- [Show abstract] [Hide abstract] ABSTRACT: Here we constructed and produced a recombinant human 4-1BB ligand (4-1BBL)/anti-CD20 fusion protein and examined its antitumor activity, alone and in combination with an anti-CD3/anti-CD20 bispecific diabody. The 4-1BBL/anti-CD20 fusion protein retained both the costimulatory activity of 4-1BBL on T cells and the tumor targeting ability of CD20 antibody on B cells. The fusion protein bound as efficiently to 4-1BB- and CD20-positive cells as its respective parental antibodies, and was capable of cross-linking human T lymphocytes and CD20-positive tumor cells. Combination treatment with 4-1BBL/anti-CD20 fusion protein and anti-CD3/anti-CD20 diabody led to significantly increased T-cell cytotoxicity to human B-lymphoma cells in vitro and drastically more potent tumor inhibitory activity in vivo in xenografted B-cell lymphoma in severe combined immunodeficiency disease mice. Mechanistic studies revealed that the combination treatment remarkably inhibited apoptosis of human peripheral blood lymphocytes, accompanied by upregulation of Bcl-XL and Bf1-1, perforin and granzyme B mRNA, and increased interleukin-2 production. Taken together, these results suggest that targeted delivery of 4-1BBL to the tumor site, when combined with anti-CD3/anti-CD20 diabody, could strongly potentiate the antitumor activity of the diabody, thus may have significant clinical application in the treatment of human CD20-positive B-cell malignancies.

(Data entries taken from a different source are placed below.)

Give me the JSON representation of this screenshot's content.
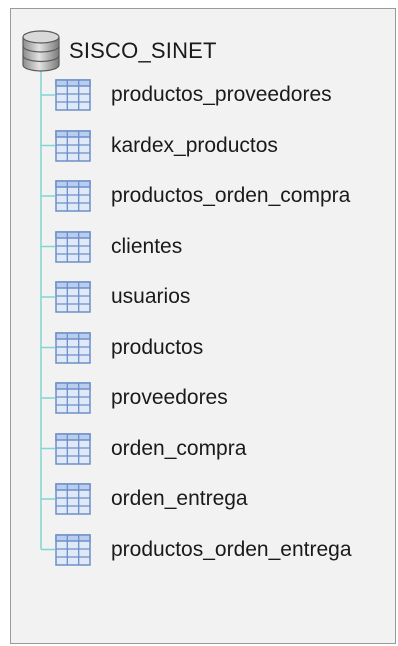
{
  "tree": {
    "root": {
      "label": "SISCO_SINET",
      "icon": "database-icon"
    },
    "items": [
      {
        "label": "productos_proveedores",
        "icon": "table-icon"
      },
      {
        "label": "kardex_productos",
        "icon": "table-icon"
      },
      {
        "label": "productos_orden_compra",
        "icon": "table-icon"
      },
      {
        "label": "clientes",
        "icon": "table-icon"
      },
      {
        "label": "usuarios",
        "icon": "table-icon"
      },
      {
        "label": "productos",
        "icon": "table-icon"
      },
      {
        "label": "proveedores",
        "icon": "table-icon"
      },
      {
        "label": "orden_compra",
        "icon": "table-icon"
      },
      {
        "label": "orden_entrega",
        "icon": "table-icon"
      },
      {
        "label": "productos_orden_entrega",
        "icon": "table-icon"
      }
    ]
  },
  "colors": {
    "connector": "#7fd6d2",
    "table_icon_border": "#6d8fc7",
    "table_icon_fill": "#dfe9f8"
  }
}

Shanxi Medical University
Yangkü, Shanxi Sheng, China
- Department of Pharmacology